August 2nd is National Coloring Book Day. Coloring books have been around since the 17th century and have been popular ever since. Though coloring books are thought of as primarily for children, today many are published for adults for relaxation purposes. Early on, coloring pages were painted, but nowadays, you have many choices of coloring implements: paints, crayons, colored pencils, gel pens, felt markers, etc.
Coloring books can be fun and relaxing and interesting and educational. Lyric Power Publishing, LLC publishes 24 workbooks, which include coloring pages. Several are coloring books, though on some pages, equations must be solved to learn the correct color to use. Below are sample pages from the workbooks shown here. Many of LPP’s workbooks coordinate with author Elaine A. Powers’ science-based children’s books, which she makes fun!

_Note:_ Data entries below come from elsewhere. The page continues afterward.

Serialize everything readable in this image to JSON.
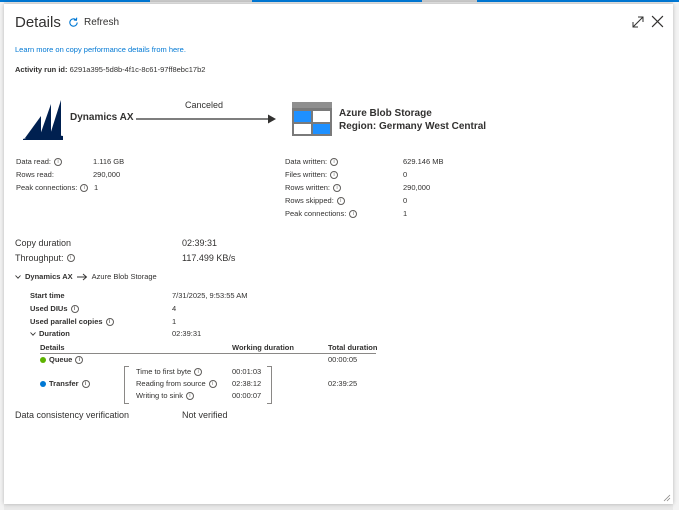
{
  "header": {
    "title": "Details",
    "refresh_label": "Refresh"
  },
  "links": {
    "learn_more": "Learn more on copy performance details from here."
  },
  "activity": {
    "run_id_label": "Activity run id:",
    "run_id_value": "6291a395-5d8b-4f1c-8c61-97ff8ebc17b2"
  },
  "flow": {
    "source_name": "Dynamics AX",
    "status": "Canceled",
    "sink_name": "Azure Blob Storage",
    "sink_region": "Region: Germany West Central"
  },
  "source_stats": [
    {
      "label": "Data read:",
      "value": "1.116 GB"
    },
    {
      "label": "Rows read:",
      "value": "290,000"
    },
    {
      "label": "Peak connections:",
      "value": "1"
    }
  ],
  "sink_stats": [
    {
      "label": "Data written:",
      "value": "629.146 MB"
    },
    {
      "label": "Files written:",
      "value": "0"
    },
    {
      "label": "Rows written:",
      "value": "290,000"
    },
    {
      "label": "Rows skipped:",
      "value": "0"
    },
    {
      "label": "Peak connections:",
      "value": "1"
    }
  ],
  "summary": {
    "copy_duration_label": "Copy duration",
    "copy_duration_value": "02:39:31",
    "throughput_label": "Throughput:",
    "throughput_value": "117.499 KB/s"
  },
  "pipeline_section": {
    "source": "Dynamics AX",
    "sink": "Azure Blob Storage",
    "details": [
      {
        "label": "Start time",
        "value": "7/31/2025, 9:53:55 AM"
      },
      {
        "label": "Used DIUs",
        "value": "4"
      },
      {
        "label": "Used parallel copies",
        "value": "1"
      }
    ],
    "duration_label": "Duration",
    "duration_value": "02:39:31",
    "table": {
      "headers": [
        "Details",
        "Working duration",
        "Total duration"
      ],
      "queue_label": "Queue",
      "queue_total": "00:00:05",
      "transfer_label": "Transfer",
      "transfer_total": "02:39:25",
      "transfer_steps": [
        {
          "label": "Time to first byte",
          "value": "00:01:03"
        },
        {
          "label": "Reading from source",
          "value": "02:38:12"
        },
        {
          "label": "Writing to sink",
          "value": "00:00:07"
        }
      ]
    }
  },
  "verification": {
    "label": "Data consistency verification",
    "value": "Not verified"
  },
  "colors": {
    "accent": "#0078d4",
    "queue_status": "#5db300",
    "transfer_status": "#0078d4",
    "dynamics_logo": "#002050"
  },
  "icons": [
    "refresh-icon",
    "expand-icon",
    "close-icon",
    "info-icon",
    "chevron-down-icon",
    "arrow-right-icon",
    "dynamics-ax-logo",
    "blob-storage-icon",
    "resize-grip-icon"
  ]
}
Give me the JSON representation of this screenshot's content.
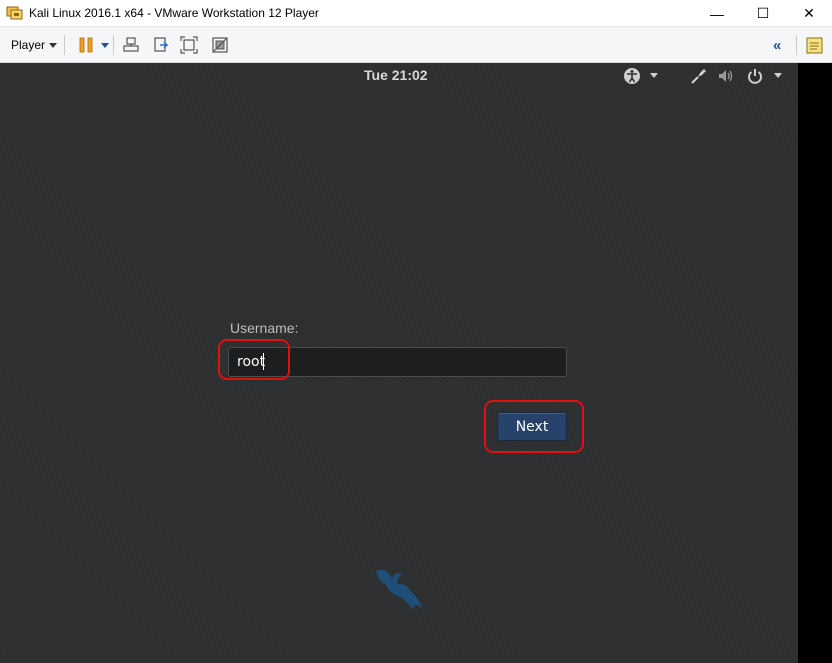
{
  "window": {
    "title": "Kali Linux 2016.1 x64 - VMware Workstation 12 Player",
    "minimize_glyph": "—",
    "maximize_glyph": "☐",
    "close_glyph": "✕"
  },
  "toolbar": {
    "player_label": "Player",
    "collapse_glyph": "«",
    "icons": [
      "pause-icon",
      "send-ctrl-alt-del-icon",
      "removable-devices-icon",
      "fullscreen-icon",
      "unity-icon",
      "library-icon"
    ]
  },
  "topbar": {
    "clock": "Tue 21:02",
    "icons": [
      "accessibility-icon",
      "network-icon",
      "volume-icon",
      "power-icon"
    ]
  },
  "login": {
    "username_label": "Username:",
    "username_value": "root",
    "next_label": "Next"
  },
  "colors": {
    "vm_background": "#2d2f30",
    "next_button": "#27426a",
    "highlight": "#e01010",
    "logo": "#1d4f78"
  }
}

“Science should be fun. It’s so interesting to learn what things are made of and how they work. Science IS fun when it’s properly presented,” says author Elaine A. Powers. “Grab some economical and fun science education today with one of Lyric Power Publishing’s workbooks!”
This delightful coloring book is designed with the Pre-K to Kindergardeners in mind. Students color 16 animals that live on Cayman Brac and learn the name and first letter of each animal. Also includes a simple word search page.
You might not think tortoises are very smart, but I have one who proved she is. I have a young native tortoise as a foster. Her name is Flipper. Last summer she was big enough to roam outside and it was relatively cool for Tucson. When it came time for her to brumate as winter approached, she was not making good den choices. (She thought a bucket on its side would be sufficient protection from the winter cold.) I brought her inside until spring. Several weeks ago, once the nighttime temperatures came up, I put Flipper back out into the yard.
It has not been cool this year. May 6th it was 105 degrees. (It was 111 at my house today.) Though I love hot weather, in the early afternoon, even I thought it was a bit much.
I supplement the tortoises’ grazing with the vegetables and fruits I feed the indoor tortoises. Flipper would come over every now and then but seemed to be doing well outside. Recently, as I put out the plate of greens, Flipper came running over. She must be really hungry! Nope, she ran right over the plate, up to the door sill, and tried to climb inside. It was too high for her short legs, so I helped her up and over. I soaked her in the bathtub in case she had been dehydrated in the hot, dry weather (nine percent humidity).
After her bath, I gave her a plate of greens, which she “wolfed” down. Apparently, she needs to work on her transition to wild tortoise a bit more. I planned to have her go back outside when it cooled down to the mid-90s, but she beat me to it. A few days later, she somehow knew the temps were back in the 90s, and she rushed out the door.
Ladies and Gentlemen, Boys and Girls, and a special Hello to all my Fans!
Does that make me special? It sure does!
I just LOVE my work! I have the best job in the whole world!
Today, I’d like to introduce you to a friend of mine, Cantata Sulcata! Please click on the image below to learn all about Cantata and other Sulcata Tortoises.
Have a great day!